According to the Joseph Rowntree Foundation, one in five low-income households in Scotland went cold and hungry at the same time this year, even before the winter months set in.

Its latest Poverty in Scotland report highlighted the fragility of people’s finances and the impact of increasing anxieties about the future on mental health.

A third of all those surveyed said they have either no savings or savings of less than £250, while single parents were more than twice as likely to have little or no personal safety net.

The report also found that going without essentials – including food, heating or clothing – is already endemic. Nearly two in three (65%) have cut back on one essential while one in four (26%) have cut back on three or more essentials.

Related: Demand for crisis support soars even in wealthy UK towns

Jacqueline James, who runs a marketplace and food pantry as part of the charity Southampton City Mission, said it had already given out more food this year than in the whole of 2021.

She added: “A real-terms cut to benefits would compound the problem. People are already at a critical point of not having enough to cover costs as it is.

“We are quite concerned as food and funds are going down, particularly donations of food, as demand rises. We’ve been doing food banks for 20-odd years and our warehouse has never been this empty.”

Rebecca Hargreaves, project coordinator for Feedo Needo charity, which operates in Manchester, Birmingham and Bradford, said it was already having to hand out smaller emergency parcels.

She said: “Everyone is worried about their bills going up and that reality will hit soon. If benefits don’t rise as usual things are only going to get worse. We are seeing people with deteriorating mental health issues due to the cost of living stress which could be avoided.”

Robin Ferris, the chief executive of Bankuet, said charities were “sounding the alarm bell” as winter closes in and donations were desperately needed.

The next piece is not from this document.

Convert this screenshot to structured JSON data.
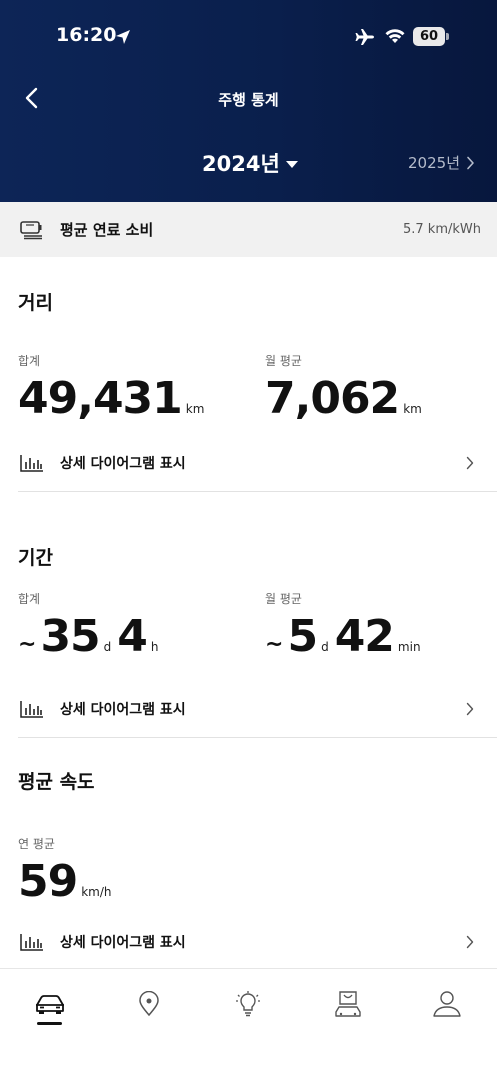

“Trickle-down economics from the government is an inadequate response to the cost of living crisis facing millions. Food banks are seeing unprecedented levels of demand and need our help to get through the winter,” Ferris said.